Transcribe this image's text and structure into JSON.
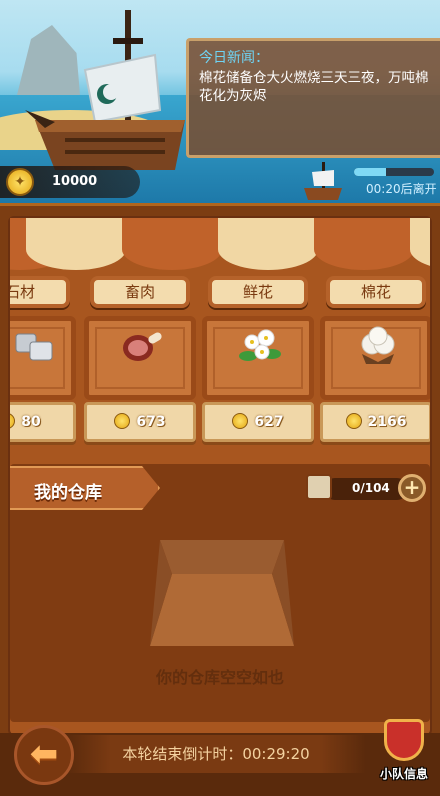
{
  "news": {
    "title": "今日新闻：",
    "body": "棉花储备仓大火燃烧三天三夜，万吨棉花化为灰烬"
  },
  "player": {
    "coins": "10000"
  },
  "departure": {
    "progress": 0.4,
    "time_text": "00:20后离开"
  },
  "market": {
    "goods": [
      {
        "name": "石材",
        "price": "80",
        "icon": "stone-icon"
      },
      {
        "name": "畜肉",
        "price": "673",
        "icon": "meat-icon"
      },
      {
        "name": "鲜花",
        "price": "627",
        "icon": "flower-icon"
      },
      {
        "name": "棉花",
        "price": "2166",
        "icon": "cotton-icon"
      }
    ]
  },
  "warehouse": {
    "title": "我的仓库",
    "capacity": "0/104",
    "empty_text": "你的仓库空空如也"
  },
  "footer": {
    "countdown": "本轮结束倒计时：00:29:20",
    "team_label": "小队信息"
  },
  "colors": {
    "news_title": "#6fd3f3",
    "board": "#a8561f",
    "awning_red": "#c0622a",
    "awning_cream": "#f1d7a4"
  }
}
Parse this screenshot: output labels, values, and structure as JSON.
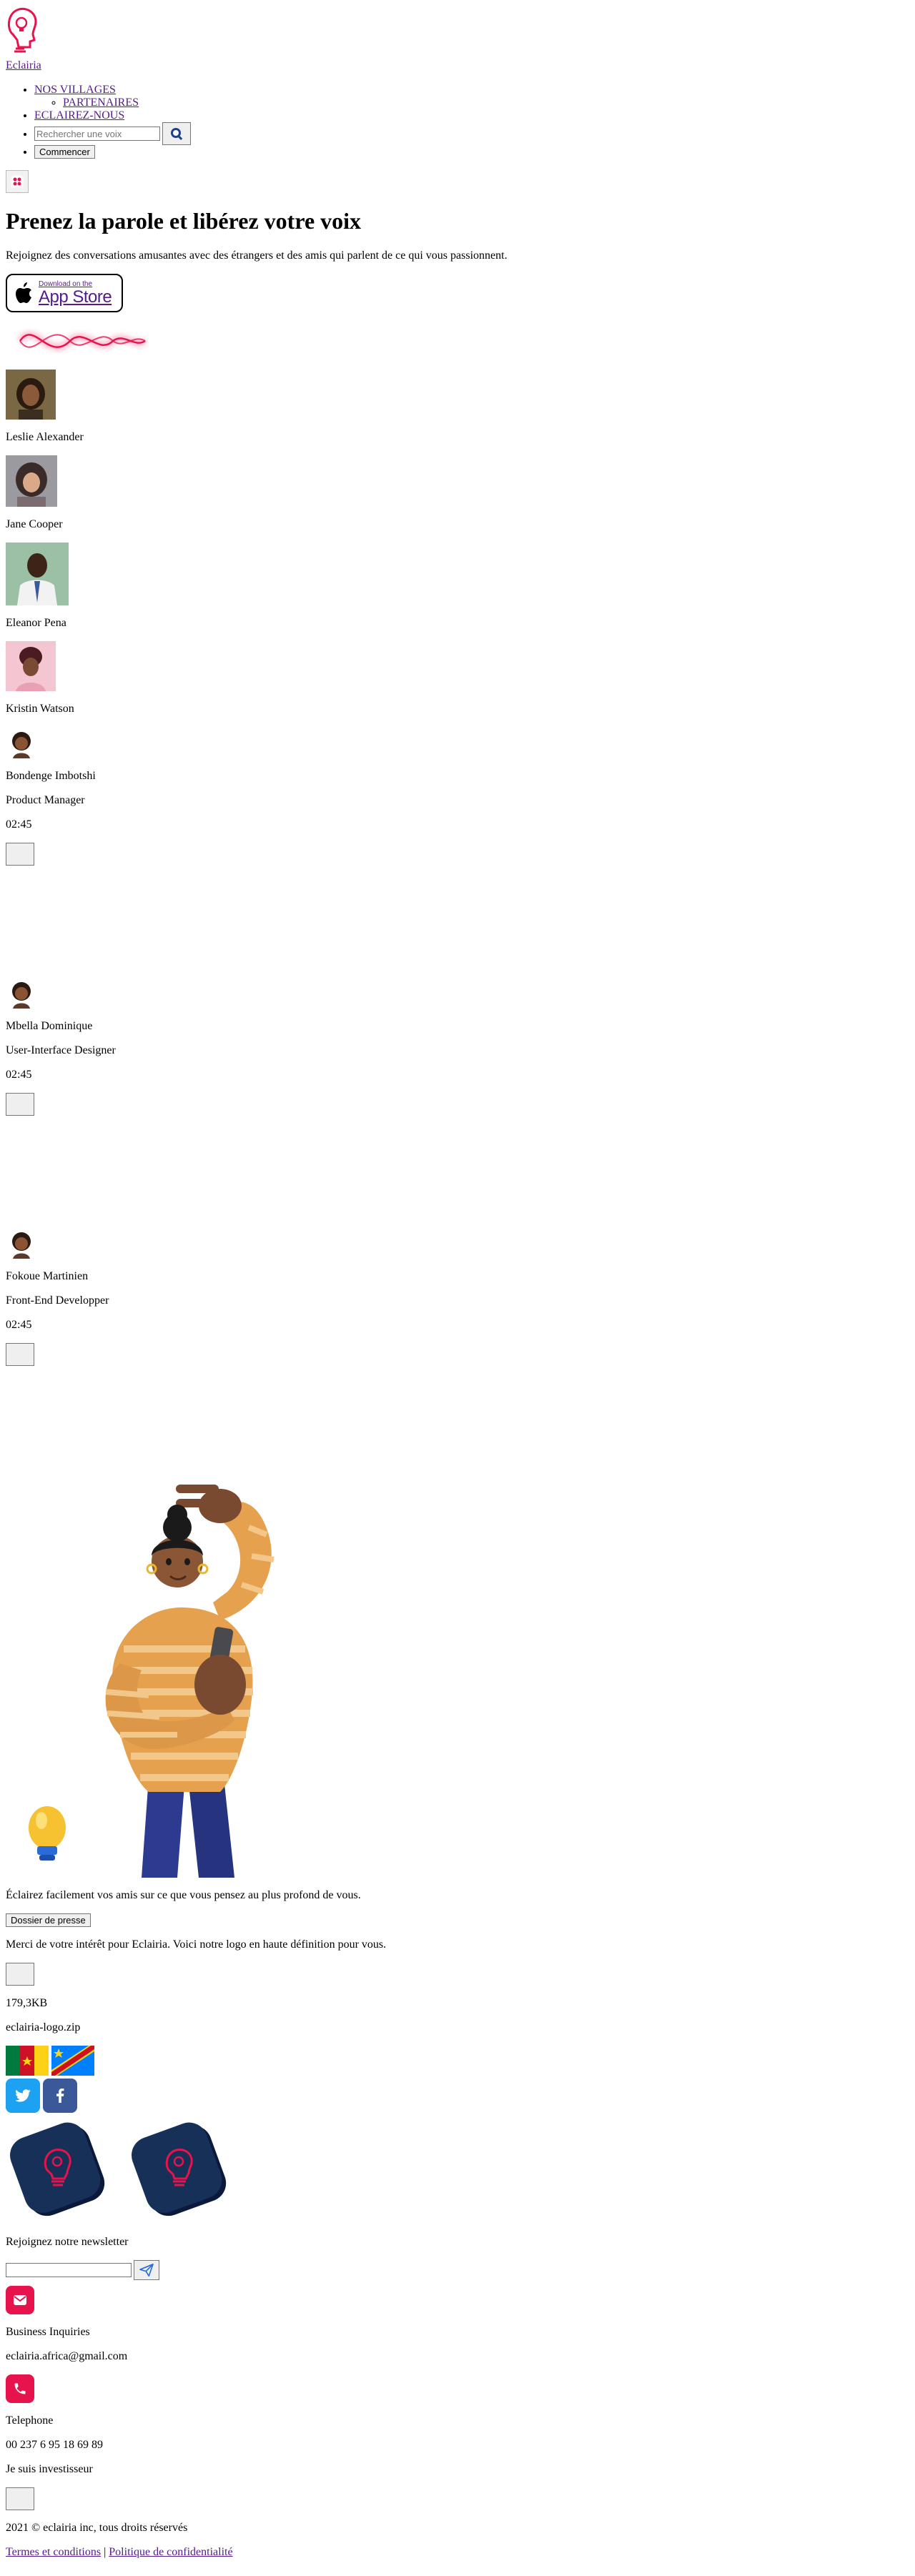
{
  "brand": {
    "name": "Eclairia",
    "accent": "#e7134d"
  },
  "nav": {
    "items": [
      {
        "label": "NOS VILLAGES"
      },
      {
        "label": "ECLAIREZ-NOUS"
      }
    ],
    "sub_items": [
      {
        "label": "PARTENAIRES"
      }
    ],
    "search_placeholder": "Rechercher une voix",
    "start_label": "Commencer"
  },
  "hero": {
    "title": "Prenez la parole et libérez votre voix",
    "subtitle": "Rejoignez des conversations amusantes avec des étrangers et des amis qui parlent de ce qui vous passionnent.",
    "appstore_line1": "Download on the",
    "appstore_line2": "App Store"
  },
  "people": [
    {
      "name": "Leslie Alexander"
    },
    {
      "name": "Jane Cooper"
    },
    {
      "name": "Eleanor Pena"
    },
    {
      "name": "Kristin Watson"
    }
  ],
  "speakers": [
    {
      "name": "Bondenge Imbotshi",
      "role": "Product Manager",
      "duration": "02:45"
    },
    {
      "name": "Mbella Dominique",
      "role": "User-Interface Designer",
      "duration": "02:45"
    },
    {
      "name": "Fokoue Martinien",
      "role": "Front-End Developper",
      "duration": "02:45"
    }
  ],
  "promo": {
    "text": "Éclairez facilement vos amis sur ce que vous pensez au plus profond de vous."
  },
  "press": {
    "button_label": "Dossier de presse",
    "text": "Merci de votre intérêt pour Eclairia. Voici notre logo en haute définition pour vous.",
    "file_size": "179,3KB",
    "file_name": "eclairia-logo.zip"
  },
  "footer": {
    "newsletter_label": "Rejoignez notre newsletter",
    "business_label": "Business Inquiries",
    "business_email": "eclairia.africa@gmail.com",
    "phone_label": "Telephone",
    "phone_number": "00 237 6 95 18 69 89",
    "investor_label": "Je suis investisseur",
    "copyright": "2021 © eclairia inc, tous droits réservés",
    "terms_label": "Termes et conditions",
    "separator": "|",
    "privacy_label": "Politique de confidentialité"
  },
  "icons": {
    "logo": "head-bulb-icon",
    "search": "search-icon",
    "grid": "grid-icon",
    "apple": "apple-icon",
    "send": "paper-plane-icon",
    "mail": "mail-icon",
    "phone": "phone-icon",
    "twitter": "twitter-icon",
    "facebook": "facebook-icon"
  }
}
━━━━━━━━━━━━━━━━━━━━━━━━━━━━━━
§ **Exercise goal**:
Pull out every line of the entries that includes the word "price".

§ **Expected answer**:
        "price": "80",
        "price": "673",
        "price": "627",
        "price": "2166",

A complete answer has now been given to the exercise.